Influence of Fiber Nonlinearity on the Capacity of Optical Channel Models
Licentiate thesis, 2017
The majority of today’s global Internet traffic is conveyed through optical fibers. The ever-increasing data demands has pushed the optical systems to evolve from using regenerators and direct-direction receivers to a coherent multi-wavelength network. The future services like cloud computing and virtual reality will demand more bandwidth, so much so that the so called capacity-crunch is anticipated to happen in near future. Therefore, studying the capacity of the optical system is needed to better utilizing the existing fiber network.
The capacity of the dispersive and nonlinear optical fiber described by the nonlinear Schrödinger equation is an open problem. There is a number of lower bounds on the capacity which are mainly obtained based on the mismatched decoding principle or by analyzing simplified channels. These lower bounds either fall to zero at high powers or saturate. The question whether the fiber-optical capacity has the same behavior as the lower bounds at high power is still open as the only known upper bound increases with the power unboundedly.

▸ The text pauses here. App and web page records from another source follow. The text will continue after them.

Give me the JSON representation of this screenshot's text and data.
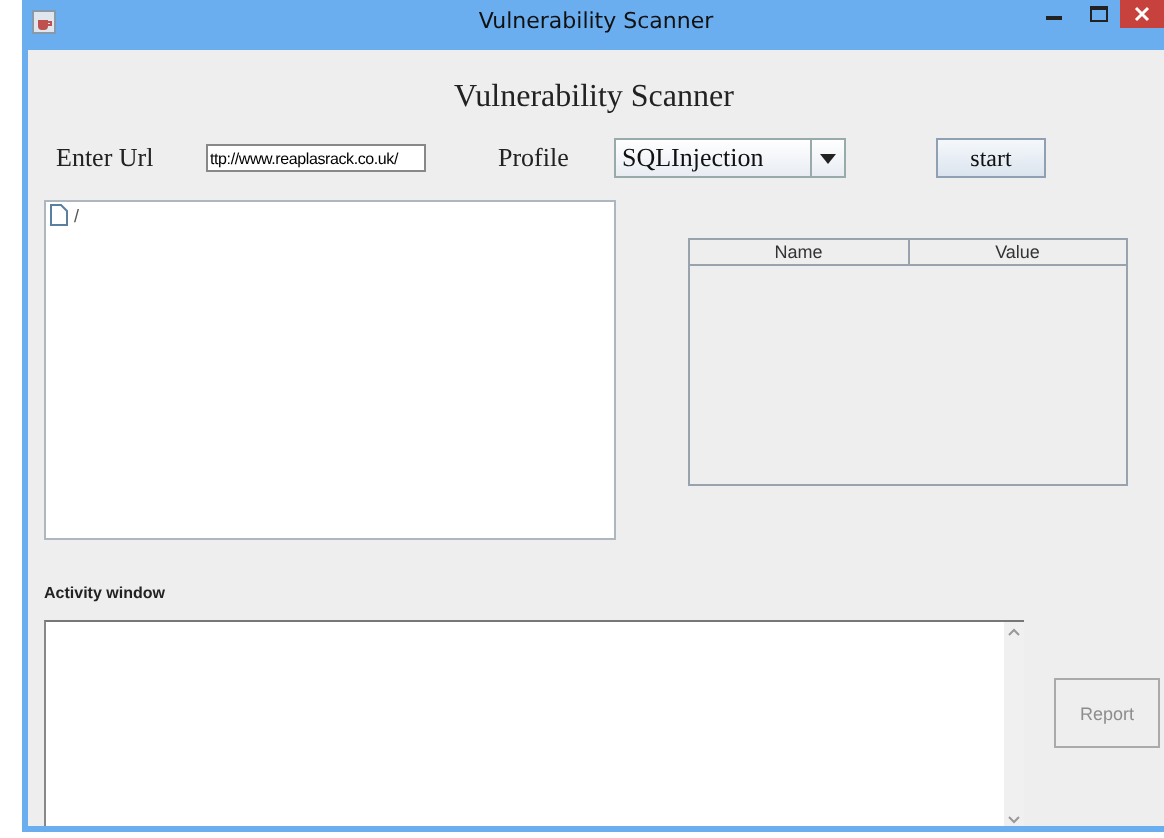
{
  "window": {
    "title": "Vulnerability Scanner"
  },
  "heading": "Vulnerability Scanner",
  "url": {
    "label": "Enter Url",
    "value": "ttp://www.reaplasrack.co.uk/"
  },
  "profile": {
    "label": "Profile",
    "value": "SQLInjection"
  },
  "start_button": {
    "label": "start",
    "disabled": false
  },
  "tree": {
    "items": [
      {
        "label": "/"
      }
    ]
  },
  "table": {
    "columns": [
      "Name",
      "Value"
    ]
  },
  "activity": {
    "label": "Activity window"
  },
  "report_button": {
    "label": "Report",
    "disabled": true
  }
}
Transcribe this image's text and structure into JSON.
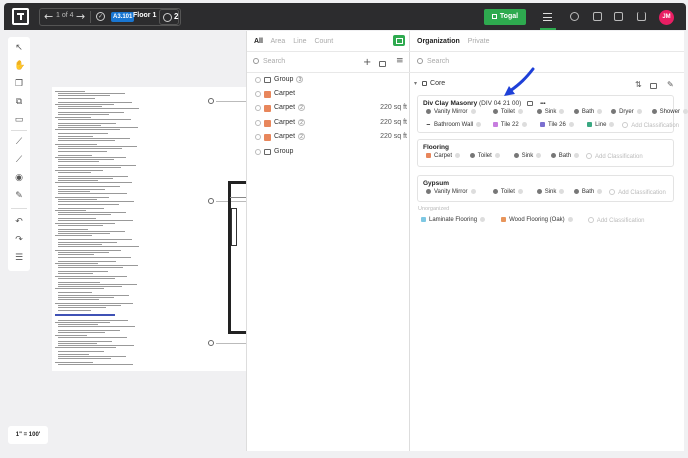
{
  "toolbar": {
    "page_counter": "1 of 4",
    "sheet_badge": "A3.101",
    "floor_label": "Floor 1",
    "user_count": "2",
    "togal_label": "Togal",
    "avatar_initials": "JM",
    "accent": "#2eaa4f"
  },
  "scale_label": "1\" = 100'",
  "left_panel": {
    "tabs": [
      "All",
      "Area",
      "Line",
      "Count"
    ],
    "search_placeholder": "Search",
    "rows": [
      {
        "type": "group",
        "label": "Group",
        "badge": "3",
        "area": ""
      },
      {
        "type": "item",
        "label": "Carpet",
        "badge": "",
        "area": ""
      },
      {
        "type": "item",
        "label": "Carpet",
        "badge": "2",
        "area": "220 sq ft"
      },
      {
        "type": "item",
        "label": "Carpet",
        "badge": "2",
        "area": "220 sq ft"
      },
      {
        "type": "item",
        "label": "Carpet",
        "badge": "2",
        "area": "220 sq ft"
      },
      {
        "type": "group",
        "label": "Group",
        "badge": "",
        "area": ""
      }
    ]
  },
  "right_panel": {
    "tabs": [
      "Organization",
      "Private"
    ],
    "search_placeholder": "Search",
    "core_label": "Core",
    "add_classification": "Add Classification",
    "unorganized_label": "Unorganized",
    "cards": [
      {
        "title": "Div Clay Masonry",
        "code": "(DIV 04 21 00)",
        "rows": [
          [
            "Vanity Mirror",
            "Toilet",
            "Sink",
            "Bath",
            "Dryer",
            "Shower"
          ],
          [
            "Bathroom Wall",
            "Tile 22",
            "Tile 26",
            "Line"
          ]
        ]
      },
      {
        "title": "Flooring",
        "code": "",
        "rows": [
          [
            "Carpet",
            "Toilet",
            "Sink",
            "Bath"
          ]
        ]
      },
      {
        "title": "Gypsum",
        "code": "",
        "rows": [
          [
            "Vanity Mirror",
            "Toilet",
            "Sink",
            "Bath"
          ]
        ]
      }
    ],
    "unorganized": [
      "Laminate Flooring",
      "Wood Flooring (Oak)"
    ]
  }
}
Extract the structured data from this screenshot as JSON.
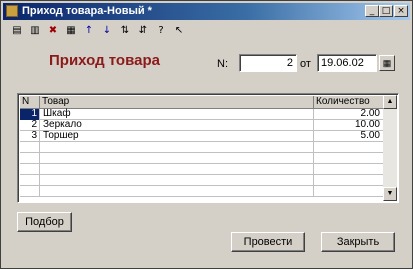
{
  "window": {
    "title": "Приход товара-Новый *"
  },
  "header": {
    "doc_title": "Приход товара",
    "number_label": "N:",
    "number_value": "2",
    "date_label": "от",
    "date_value": "19.06.02"
  },
  "table": {
    "columns": [
      "N",
      "Товар",
      "Количество"
    ],
    "rows": [
      {
        "n": "1",
        "product": "Шкаф",
        "qty": "2.00"
      },
      {
        "n": "2",
        "product": "Зеркало",
        "qty": "10.00"
      },
      {
        "n": "3",
        "product": "Торшер",
        "qty": "5.00"
      }
    ]
  },
  "buttons": {
    "select": "Подбор",
    "post": "Провести",
    "close": "Закрыть"
  }
}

In this thesis, we investigate the influence of the simplifying assumption used in some optical channel models on the capacity. To do so, the capacity of three different memoryless simplified models of the fiber-optical channel are studied. The results show that in the high-power regime the capacities of these models grow with different pre-logs, which indicates the profound impact of the simplifying assumptions on the capacity of these channels.
Next, we turn our attention to the demodulation process which is usually done by matched filtering and sampling. It is shown that by deploying a proper demodulation scheme the performance of optical systems can be improved substantially. Specifically, a two-user simplified memoryless WDM network is studied, where the effects of nonlinear distortion are considered in the model. It is shown that unlike matched filtering and sampling, with the optimal demodulator, the symbol error rate decreases to zero at high power.